====== Working data ======

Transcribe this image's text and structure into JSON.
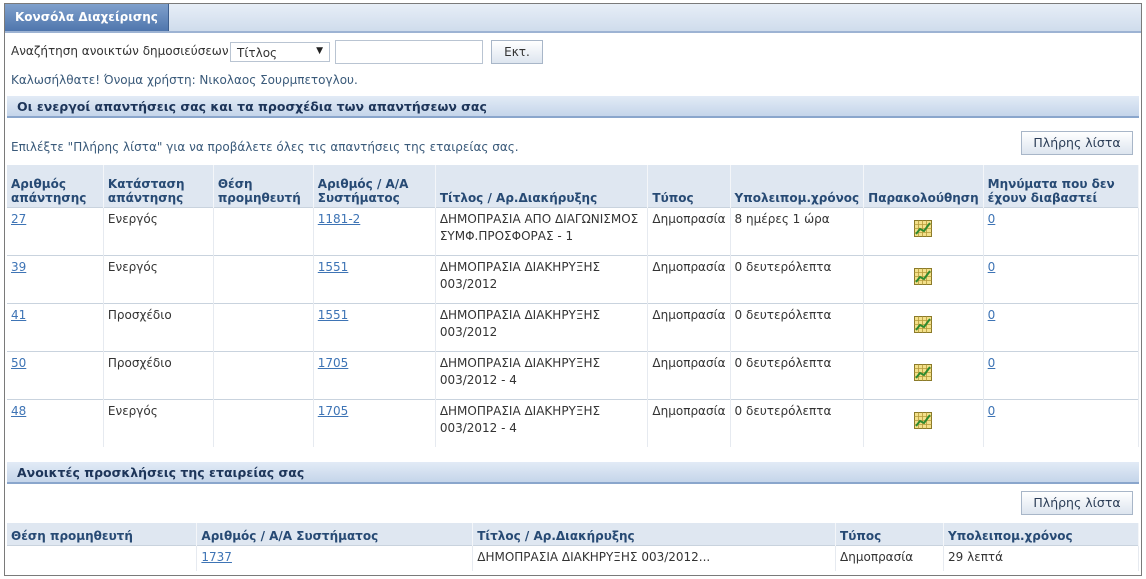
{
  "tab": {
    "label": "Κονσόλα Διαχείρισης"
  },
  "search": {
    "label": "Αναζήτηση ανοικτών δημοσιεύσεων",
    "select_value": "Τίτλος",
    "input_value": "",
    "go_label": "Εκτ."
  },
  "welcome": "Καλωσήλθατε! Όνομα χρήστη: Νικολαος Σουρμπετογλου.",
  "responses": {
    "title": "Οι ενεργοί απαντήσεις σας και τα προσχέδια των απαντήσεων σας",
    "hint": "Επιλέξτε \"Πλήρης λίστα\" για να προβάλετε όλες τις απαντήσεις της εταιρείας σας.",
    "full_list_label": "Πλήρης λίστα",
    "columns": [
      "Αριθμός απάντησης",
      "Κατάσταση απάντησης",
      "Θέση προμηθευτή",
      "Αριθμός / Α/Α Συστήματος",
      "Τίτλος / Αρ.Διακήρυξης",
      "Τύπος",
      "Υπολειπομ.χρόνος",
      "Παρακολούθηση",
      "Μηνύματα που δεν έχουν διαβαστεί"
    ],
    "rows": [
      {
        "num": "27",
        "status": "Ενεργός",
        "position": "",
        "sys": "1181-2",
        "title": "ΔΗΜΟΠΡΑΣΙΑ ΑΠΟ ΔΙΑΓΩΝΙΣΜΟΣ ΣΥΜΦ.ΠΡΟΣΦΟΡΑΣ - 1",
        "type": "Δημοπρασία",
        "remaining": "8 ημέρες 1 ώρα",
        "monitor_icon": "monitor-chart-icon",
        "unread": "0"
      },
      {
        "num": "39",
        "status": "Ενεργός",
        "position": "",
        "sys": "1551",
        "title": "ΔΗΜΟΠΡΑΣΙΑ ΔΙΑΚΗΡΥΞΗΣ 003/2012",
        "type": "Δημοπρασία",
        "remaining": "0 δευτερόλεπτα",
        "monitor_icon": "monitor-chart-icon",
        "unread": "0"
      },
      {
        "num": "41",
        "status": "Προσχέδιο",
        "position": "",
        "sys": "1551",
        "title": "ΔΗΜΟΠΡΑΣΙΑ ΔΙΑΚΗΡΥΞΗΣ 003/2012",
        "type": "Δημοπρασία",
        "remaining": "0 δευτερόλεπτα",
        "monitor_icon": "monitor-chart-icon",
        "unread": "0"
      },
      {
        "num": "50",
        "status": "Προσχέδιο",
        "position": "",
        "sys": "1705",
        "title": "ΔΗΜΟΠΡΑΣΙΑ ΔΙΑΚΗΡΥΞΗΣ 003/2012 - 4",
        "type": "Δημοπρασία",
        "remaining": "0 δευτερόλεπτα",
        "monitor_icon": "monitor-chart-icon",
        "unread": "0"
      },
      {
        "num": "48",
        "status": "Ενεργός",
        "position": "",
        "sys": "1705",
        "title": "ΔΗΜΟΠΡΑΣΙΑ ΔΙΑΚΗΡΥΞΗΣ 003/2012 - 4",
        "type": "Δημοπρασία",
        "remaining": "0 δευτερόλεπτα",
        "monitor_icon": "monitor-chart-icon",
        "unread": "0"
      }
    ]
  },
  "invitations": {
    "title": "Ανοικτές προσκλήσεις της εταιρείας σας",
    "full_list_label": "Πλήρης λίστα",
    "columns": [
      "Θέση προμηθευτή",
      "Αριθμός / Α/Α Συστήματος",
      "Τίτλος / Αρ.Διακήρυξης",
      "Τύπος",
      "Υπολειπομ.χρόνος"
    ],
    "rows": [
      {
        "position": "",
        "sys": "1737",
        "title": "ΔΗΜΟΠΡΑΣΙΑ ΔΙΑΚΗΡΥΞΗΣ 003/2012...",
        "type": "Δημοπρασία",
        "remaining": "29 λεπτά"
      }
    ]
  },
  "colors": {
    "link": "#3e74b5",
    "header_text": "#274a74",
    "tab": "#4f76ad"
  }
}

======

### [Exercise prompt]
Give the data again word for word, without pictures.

### [Output for this exercise]
Transcribe this image's text and structure into JSON.
{
  "tab": {
    "label": "Κονσόλα Διαχείρισης"
  },
  "search": {
    "label": "Αναζήτηση ανοικτών δημοσιεύσεων",
    "select_value": "Τίτλος",
    "input_value": "",
    "go_label": "Εκτ."
  },
  "welcome": "Καλωσήλθατε! Όνομα χρήστη: Νικολαος Σουρμπετογλου.",
  "responses": {
    "title": "Οι ενεργοί απαντήσεις σας και τα προσχέδια των απαντήσεων σας",
    "hint": "Επιλέξτε \"Πλήρης λίστα\" για να προβάλετε όλες τις απαντήσεις της εταιρείας σας.",
    "full_list_label": "Πλήρης λίστα",
    "columns": [
      "Αριθμός απάντησης",
      "Κατάσταση απάντησης",
      "Θέση προμηθευτή",
      "Αριθμός / Α/Α Συστήματος",
      "Τίτλος / Αρ.Διακήρυξης",
      "Τύπος",
      "Υπολειπομ.χρόνος",
      "Παρακολούθηση",
      "Μηνύματα που δεν έχουν διαβαστεί"
    ],
    "rows": [
      {
        "num": "27",
        "status": "Ενεργός",
        "position": "",
        "sys": "1181-2",
        "title": "ΔΗΜΟΠΡΑΣΙΑ ΑΠΟ ΔΙΑΓΩΝΙΣΜΟΣ ΣΥΜΦ.ΠΡΟΣΦΟΡΑΣ - 1",
        "type": "Δημοπρασία",
        "remaining": "8 ημέρες 1 ώρα",
        "monitor_icon": "monitor-chart-icon",
        "unread": "0"
      },
      {
        "num": "39",
        "status": "Ενεργός",
        "position": "",
        "sys": "1551",
        "title": "ΔΗΜΟΠΡΑΣΙΑ ΔΙΑΚΗΡΥΞΗΣ 003/2012",
        "type": "Δημοπρασία",
        "remaining": "0 δευτερόλεπτα",
        "monitor_icon": "monitor-chart-icon",
        "unread": "0"
      },
      {
        "num": "41",
        "status": "Προσχέδιο",
        "position": "",
        "sys": "1551",
        "title": "ΔΗΜΟΠΡΑΣΙΑ ΔΙΑΚΗΡΥΞΗΣ 003/2012",
        "type": "Δημοπρασία",
        "remaining": "0 δευτερόλεπτα",
        "monitor_icon": "monitor-chart-icon",
        "unread": "0"
      },
      {
        "num": "50",
        "status": "Προσχέδιο",
        "position": "",
        "sys": "1705",
        "title": "ΔΗΜΟΠΡΑΣΙΑ ΔΙΑΚΗΡΥΞΗΣ 003/2012 - 4",
        "type": "Δημοπρασία",
        "remaining": "0 δευτερόλεπτα",
        "monitor_icon": "monitor-chart-icon",
        "unread": "0"
      },
      {
        "num": "48",
        "status": "Ενεργός",
        "position": "",
        "sys": "1705",
        "title": "ΔΗΜΟΠΡΑΣΙΑ ΔΙΑΚΗΡΥΞΗΣ 003/2012 - 4",
        "type": "Δημοπρασία",
        "remaining": "0 δευτερόλεπτα",
        "monitor_icon": "monitor-chart-icon",
        "unread": "0"
      }
    ]
  },
  "invitations": {
    "title": "Ανοικτές προσκλήσεις της εταιρείας σας",
    "full_list_label": "Πλήρης λίστα",
    "columns": [
      "Θέση προμηθευτή",
      "Αριθμός / Α/Α Συστήματος",
      "Τίτλος / Αρ.Διακήρυξης",
      "Τύπος",
      "Υπολειπομ.χρόνος"
    ],
    "rows": [
      {
        "position": "",
        "sys": "1737",
        "title": "ΔΗΜΟΠΡΑΣΙΑ ΔΙΑΚΗΡΥΞΗΣ 003/2012...",
        "type": "Δημοπρασία",
        "remaining": "29 λεπτά"
      }
    ]
  },
  "colors": {
    "link": "#3e74b5",
    "header_text": "#274a74",
    "tab": "#4f76ad"
  }
}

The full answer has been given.